// Base conversion routine due to Schoenhage
// This is a recursive divide-and-conquer algorithm which divides the number
// into approximately equal-sized halves and concatenates the parts together.
// See Knuth, Vol. 2, Answers to Exercises (4.4) Question 14.
// This was the prototype for speeding up base conversions in Frink for
// platforms that have only ridiculously slow base conversion routines for
// large numbers (like any of Sun's JVMs.) The internal implementation in
// Frink detects the JVM being used, and if it's Sun's, uses this algorithm
// instead of their native algorithm for large numbers.
// JVMs like Kaffe, which use the horribly fast GMP libraries, don't need this.
// This algorithm must be close to GMP's, because it doesn't slow down their
// base conversion *too* much.
// This sample omits two important points which are needed to make it work:
// 1.) The lower half of the number needs to be zero-padded when concatenating.
//
// 2.) You don't want to recurse all the way down into single digits. The
// final implementation should choose a lower size for numbers
// (say, the size of an int or long) and use the system's built-in base
// conversion algorithms on numbers smaller than that.
baseconv[U] :=
{
b = bitLength[U] // Find length of number in binary digits
n = bitLength[b] // Find length *of length* in binary digits
// (this is like taking approx log2, but fast)
V = 10^2^(n-3) // Find a value of V that splits this in approx. half.
// such that V is a power of 10^(2^k) and k is a
// well-chosen integer that splits the number in about
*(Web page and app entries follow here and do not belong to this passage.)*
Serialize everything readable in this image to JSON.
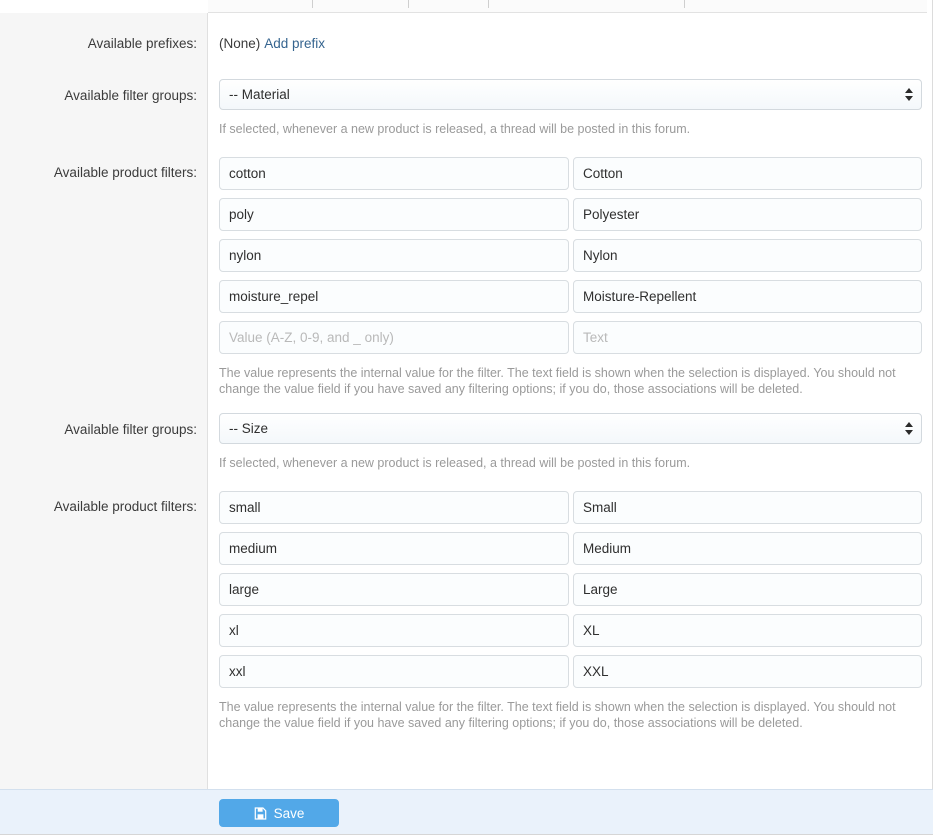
{
  "colors": {
    "accent": "#52a8e8",
    "link": "#35648f",
    "gutter_bg": "#f6f6f6",
    "footer_bg": "#eaf2fb",
    "hint_text": "#9a9a9a"
  },
  "rows": {
    "prefixes": {
      "label": "Available prefixes:",
      "value": "(None)",
      "add_link": "Add prefix"
    },
    "material_group": {
      "label": "Available filter groups:",
      "selected": "-- Material",
      "hint": "If selected, whenever a new product is released, a thread will be posted in this forum."
    },
    "material_filters": {
      "label": "Available product filters:",
      "hint": "The value represents the internal value for the filter. The text field is shown when the selection is displayed. You should not change the value field if you have saved any filtering options; if you do, those associations will be deleted.",
      "value_placeholder": "Value (A-Z, 0-9, and _ only)",
      "text_placeholder": "Text",
      "items": [
        {
          "value": "cotton",
          "text": "Cotton"
        },
        {
          "value": "poly",
          "text": "Polyester"
        },
        {
          "value": "nylon",
          "text": "Nylon"
        },
        {
          "value": "moisture_repel",
          "text": "Moisture-Repellent"
        },
        {
          "value": "",
          "text": ""
        }
      ]
    },
    "size_group": {
      "label": "Available filter groups:",
      "selected": "-- Size",
      "hint": "If selected, whenever a new product is released, a thread will be posted in this forum."
    },
    "size_filters": {
      "label": "Available product filters:",
      "hint": "The value represents the internal value for the filter. The text field is shown when the selection is displayed. You should not change the value field if you have saved any filtering options; if you do, those associations will be deleted.",
      "value_placeholder": "Value (A-Z, 0-9, and _ only)",
      "text_placeholder": "Text",
      "items": [
        {
          "value": "small",
          "text": "Small"
        },
        {
          "value": "medium",
          "text": "Medium"
        },
        {
          "value": "large",
          "text": "Large"
        },
        {
          "value": "xl",
          "text": "XL"
        },
        {
          "value": "xxl",
          "text": "XXL"
        }
      ]
    }
  },
  "footer": {
    "save_label": "Save",
    "save_icon": "floppy-disk-save-icon"
  }
}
// half.
//
// The method for finding k here was found to work
// empirically well and only requires knowing the bit
// lengths of a number (which is easy given that we
// store in base 2)
U0 = U mod V // Divide the number into 2 approximately equal-sized
// halves (this is lower half)
U1 = U div V // Truncating divide, leaves upper half of number
println[baseconv[U0] + baseconv[U1]] // Concatenate halves recursively
// (leading zero padding is needed in
// practice.)
}